Showing 1 - 6 of 6 posts
27th January 2012
If I were to give myself advice several years ago on how to work in sequential illustration this would be it:
Always work out the story in thumbnails first before you even consider doing a final illustration.
This seems obvious, but for me the urge to get started on a finished illustration (to show the client how good I am) can sometimes overshadow the practicality of making comics.
Thumbnails not only conserve your effort and time for the final illustrations, but especially in the case of sequential illustration they ensure the story works visually before you get started.
For me a thumbnail takes about 2 minutes whereas a final illustration can take anything from 1 – 3hrs.

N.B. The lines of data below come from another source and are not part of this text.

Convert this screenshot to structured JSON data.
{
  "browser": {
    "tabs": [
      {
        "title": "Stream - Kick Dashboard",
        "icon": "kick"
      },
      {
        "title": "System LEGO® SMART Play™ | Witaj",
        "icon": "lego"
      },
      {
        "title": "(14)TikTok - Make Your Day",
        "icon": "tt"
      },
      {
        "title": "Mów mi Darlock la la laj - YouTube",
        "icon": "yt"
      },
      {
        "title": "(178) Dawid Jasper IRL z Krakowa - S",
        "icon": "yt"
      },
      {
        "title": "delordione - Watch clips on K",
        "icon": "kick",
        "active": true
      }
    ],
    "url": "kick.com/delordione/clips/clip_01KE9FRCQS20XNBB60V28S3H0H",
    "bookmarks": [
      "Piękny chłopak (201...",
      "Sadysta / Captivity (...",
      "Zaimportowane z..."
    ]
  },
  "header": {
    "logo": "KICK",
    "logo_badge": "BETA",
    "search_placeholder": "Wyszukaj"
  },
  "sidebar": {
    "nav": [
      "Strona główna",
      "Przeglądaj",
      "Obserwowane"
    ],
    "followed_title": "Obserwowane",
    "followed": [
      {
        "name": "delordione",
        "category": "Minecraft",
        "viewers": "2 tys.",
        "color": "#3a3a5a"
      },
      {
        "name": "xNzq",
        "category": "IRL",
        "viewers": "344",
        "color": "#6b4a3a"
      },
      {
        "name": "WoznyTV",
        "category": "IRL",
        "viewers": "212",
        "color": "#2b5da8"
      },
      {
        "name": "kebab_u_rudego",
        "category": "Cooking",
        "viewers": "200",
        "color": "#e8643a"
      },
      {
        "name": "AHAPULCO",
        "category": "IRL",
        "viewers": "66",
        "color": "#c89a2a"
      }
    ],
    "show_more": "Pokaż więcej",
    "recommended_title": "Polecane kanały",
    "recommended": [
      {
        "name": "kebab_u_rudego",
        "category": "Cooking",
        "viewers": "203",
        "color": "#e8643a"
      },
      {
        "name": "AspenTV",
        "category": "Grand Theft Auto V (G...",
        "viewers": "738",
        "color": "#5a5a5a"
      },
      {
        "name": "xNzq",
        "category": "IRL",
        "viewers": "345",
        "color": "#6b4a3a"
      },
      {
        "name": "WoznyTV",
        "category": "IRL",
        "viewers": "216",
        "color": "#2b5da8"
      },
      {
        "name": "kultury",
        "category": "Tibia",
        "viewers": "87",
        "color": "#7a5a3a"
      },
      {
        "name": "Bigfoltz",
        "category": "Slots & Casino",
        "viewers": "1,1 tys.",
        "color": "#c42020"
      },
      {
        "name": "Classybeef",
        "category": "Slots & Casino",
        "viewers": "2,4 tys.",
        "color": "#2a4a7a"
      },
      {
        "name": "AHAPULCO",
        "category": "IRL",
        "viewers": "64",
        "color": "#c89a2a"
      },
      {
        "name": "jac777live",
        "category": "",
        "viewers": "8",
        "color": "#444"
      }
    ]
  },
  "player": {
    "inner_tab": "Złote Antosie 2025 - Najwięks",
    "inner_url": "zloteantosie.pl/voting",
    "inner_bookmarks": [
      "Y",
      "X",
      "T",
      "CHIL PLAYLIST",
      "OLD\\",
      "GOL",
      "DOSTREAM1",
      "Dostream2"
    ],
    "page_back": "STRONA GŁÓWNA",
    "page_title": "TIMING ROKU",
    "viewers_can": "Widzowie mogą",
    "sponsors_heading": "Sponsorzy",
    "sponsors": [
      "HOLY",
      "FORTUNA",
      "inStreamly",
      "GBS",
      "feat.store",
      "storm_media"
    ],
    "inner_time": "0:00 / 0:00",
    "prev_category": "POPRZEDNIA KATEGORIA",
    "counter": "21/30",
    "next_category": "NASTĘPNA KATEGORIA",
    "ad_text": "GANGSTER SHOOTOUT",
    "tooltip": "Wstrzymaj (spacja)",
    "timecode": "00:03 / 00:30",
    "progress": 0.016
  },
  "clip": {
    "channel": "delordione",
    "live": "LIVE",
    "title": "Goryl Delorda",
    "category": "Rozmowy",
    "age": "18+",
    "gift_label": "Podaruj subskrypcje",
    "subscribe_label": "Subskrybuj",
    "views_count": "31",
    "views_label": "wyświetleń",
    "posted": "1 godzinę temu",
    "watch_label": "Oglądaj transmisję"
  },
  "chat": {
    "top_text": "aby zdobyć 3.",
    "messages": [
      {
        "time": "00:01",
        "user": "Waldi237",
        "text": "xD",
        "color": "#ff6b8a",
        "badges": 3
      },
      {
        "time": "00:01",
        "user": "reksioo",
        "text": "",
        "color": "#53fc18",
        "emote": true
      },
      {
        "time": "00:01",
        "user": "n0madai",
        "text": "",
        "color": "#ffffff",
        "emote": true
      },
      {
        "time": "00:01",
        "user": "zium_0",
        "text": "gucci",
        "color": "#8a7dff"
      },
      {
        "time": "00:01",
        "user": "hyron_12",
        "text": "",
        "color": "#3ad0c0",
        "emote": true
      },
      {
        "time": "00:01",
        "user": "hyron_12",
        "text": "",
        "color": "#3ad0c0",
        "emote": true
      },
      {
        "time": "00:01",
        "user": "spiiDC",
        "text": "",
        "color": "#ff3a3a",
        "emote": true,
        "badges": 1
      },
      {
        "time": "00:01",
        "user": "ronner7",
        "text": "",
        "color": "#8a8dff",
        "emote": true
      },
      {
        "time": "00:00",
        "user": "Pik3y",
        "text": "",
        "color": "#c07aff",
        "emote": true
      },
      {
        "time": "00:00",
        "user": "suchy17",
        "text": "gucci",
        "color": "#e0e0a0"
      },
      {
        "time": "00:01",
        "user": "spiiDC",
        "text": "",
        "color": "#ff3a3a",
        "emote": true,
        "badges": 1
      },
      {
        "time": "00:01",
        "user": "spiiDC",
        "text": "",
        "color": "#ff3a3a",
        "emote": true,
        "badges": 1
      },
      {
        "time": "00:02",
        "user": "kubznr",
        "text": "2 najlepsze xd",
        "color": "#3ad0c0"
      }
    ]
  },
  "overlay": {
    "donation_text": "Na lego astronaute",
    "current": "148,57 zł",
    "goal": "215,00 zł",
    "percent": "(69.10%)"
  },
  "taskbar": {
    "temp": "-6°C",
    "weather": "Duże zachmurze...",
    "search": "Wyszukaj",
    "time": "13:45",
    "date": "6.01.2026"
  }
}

Therefore for the same time frame as 1 final illustration I can have 30 attempts at choosing the right layout, composition and viewpoint for a panel.
So how polished do you do your thumbnails need to be? Will a line drawing do or do I need to spend a ton of time on a thumbnail that the client may not like?
First of all the thumbnails are there to help you work out the best way of presenting the story in the least amount of time. Once you are happy with the story you can spend a bit more time on developed roughs from the thumbnails, which you can then show the client.
If possible, I’ve found that it best to go through the roughs with the client face to face, so they can get an idea of where you are coming from. In addition I’ve found spending some time developing character sketches of the main characters helps the client visualise the characters within the roughs.
Below I’ve included a few thumbnails along with their roughs and final illustrations taken from a project I’m currently working on.
14th October 2011
I’m fascinated by the affect words have on people and how words will always transmit a message that once delivered can never be suppressed.
This series of mini comics deals with the affects words have on people and the importance to consider and craft the intended message before delivering it.
The first mini comic ‘Encourage’ considers the power of an encouraging word.
7th October 2011
Yes ‘every picture can tell a story’, but do the pictures on a Facebook profile tell you the right one?
This mini comic attempts to highlight the futility of founding your knowledge of someone upon the pictures in their profile rather than meeting them face-to-face.
1st September 2011
It’s always good practice for an artist to sketch people, but life-drawing classes tend to be quite expensive at the moment. My solution- sketch people off the television, making an activity that tends to be seen as unproductive into a productive activity that’s guilt free and fun.
Below are some sketches from my favourite television programmes.
27th May 2011
As a freelance illustrator I find I am vulnerable to comparing my work to ‘more successful’ illustrators’ work. This in turn can result in an opinion that I am failing in some way.
15th April 2011
It is wise to get the opinions of others on your artwork, but when you start to choose their opinions over yours the critical mass of their opinions begins to form the artwork not you.
Showing 1 - 6 of 6 posts